(App and web page records)
○ ○ ○ ○

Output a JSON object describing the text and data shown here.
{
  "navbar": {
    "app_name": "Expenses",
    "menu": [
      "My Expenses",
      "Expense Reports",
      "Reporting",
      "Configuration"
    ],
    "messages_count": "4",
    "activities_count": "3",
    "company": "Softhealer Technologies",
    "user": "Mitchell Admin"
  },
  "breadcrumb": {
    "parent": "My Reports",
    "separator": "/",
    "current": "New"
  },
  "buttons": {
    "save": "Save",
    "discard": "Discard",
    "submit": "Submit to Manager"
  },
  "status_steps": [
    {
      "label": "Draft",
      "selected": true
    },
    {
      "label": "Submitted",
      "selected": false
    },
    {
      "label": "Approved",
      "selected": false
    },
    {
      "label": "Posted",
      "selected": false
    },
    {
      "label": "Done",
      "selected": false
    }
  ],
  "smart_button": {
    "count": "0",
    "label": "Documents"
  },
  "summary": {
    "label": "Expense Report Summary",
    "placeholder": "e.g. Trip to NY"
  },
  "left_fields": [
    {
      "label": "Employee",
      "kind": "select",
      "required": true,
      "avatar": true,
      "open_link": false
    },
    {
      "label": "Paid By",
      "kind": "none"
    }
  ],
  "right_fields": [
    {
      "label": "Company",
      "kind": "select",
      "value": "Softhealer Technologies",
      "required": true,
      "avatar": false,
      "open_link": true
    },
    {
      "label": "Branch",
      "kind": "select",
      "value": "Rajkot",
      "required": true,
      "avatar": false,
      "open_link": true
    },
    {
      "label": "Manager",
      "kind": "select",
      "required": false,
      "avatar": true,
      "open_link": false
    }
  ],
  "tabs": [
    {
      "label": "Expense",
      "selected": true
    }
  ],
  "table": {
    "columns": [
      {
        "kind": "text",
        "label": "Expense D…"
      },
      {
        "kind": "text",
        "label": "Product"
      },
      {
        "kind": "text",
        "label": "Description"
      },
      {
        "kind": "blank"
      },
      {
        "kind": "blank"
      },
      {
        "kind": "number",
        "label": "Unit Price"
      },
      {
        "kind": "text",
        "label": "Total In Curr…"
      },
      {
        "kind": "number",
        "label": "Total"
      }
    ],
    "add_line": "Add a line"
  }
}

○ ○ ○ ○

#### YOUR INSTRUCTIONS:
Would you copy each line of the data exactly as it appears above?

#### SOLUTION TO THE EXERCISE:
Output a JSON object describing the text and data shown here.
{
  "navbar": {
    "app_name": "Expenses",
    "menu": [
      "My Expenses",
      "Expense Reports",
      "Reporting",
      "Configuration"
    ],
    "messages_count": "4",
    "activities_count": "3",
    "company": "Softhealer Technologies",
    "user": "Mitchell Admin"
  },
  "breadcrumb": {
    "parent": "My Reports",
    "separator": "/",
    "current": "New"
  },
  "buttons": {
    "save": "Save",
    "discard": "Discard",
    "submit": "Submit to Manager"
  },
  "status_steps": [
    {
      "label": "Draft",
      "selected": true
    },
    {
      "label": "Submitted",
      "selected": false
    },
    {
      "label": "Approved",
      "selected": false
    },
    {
      "label": "Posted",
      "selected": false
    },
    {
      "label": "Done",
      "selected": false
    }
  ],
  "smart_button": {
    "count": "0",
    "label": "Documents"
  },
  "summary": {
    "label": "Expense Report Summary",
    "placeholder": "e.g. Trip to NY"
  },
  "left_fields": [
    {
      "label": "Employee",
      "kind": "select",
      "required": true,
      "avatar": true,
      "open_link": false
    },
    {
      "label": "Paid By",
      "kind": "none"
    }
  ],
  "right_fields": [
    {
      "label": "Company",
      "kind": "select",
      "value": "Softhealer Technologies",
      "required": true,
      "avatar": false,
      "open_link": true
    },
    {
      "label": "Branch",
      "kind": "select",
      "value": "Rajkot",
      "required": true,
      "avatar": false,
      "open_link": true
    },
    {
      "label": "Manager",
      "kind": "select",
      "required": false,
      "avatar": true,
      "open_link": false
    }
  ],
  "tabs": [
    {
      "label": "Expense",
      "selected": true
    }
  ],
  "table": {
    "columns": [
      {
        "kind": "text",
        "label": "Expense D…"
      },
      {
        "kind": "text",
        "label": "Product"
      },
      {
        "kind": "text",
        "label": "Description"
      },
      {
        "kind": "blank"
      },
      {
        "kind": "blank"
      },
      {
        "kind": "number",
        "label": "Unit Price"
      },
      {
        "kind": "text",
        "label": "Total In Curr…"
      },
      {
        "kind": "number",
        "label": "Total"
      }
    ],
    "add_line": "Add a line"
  }
}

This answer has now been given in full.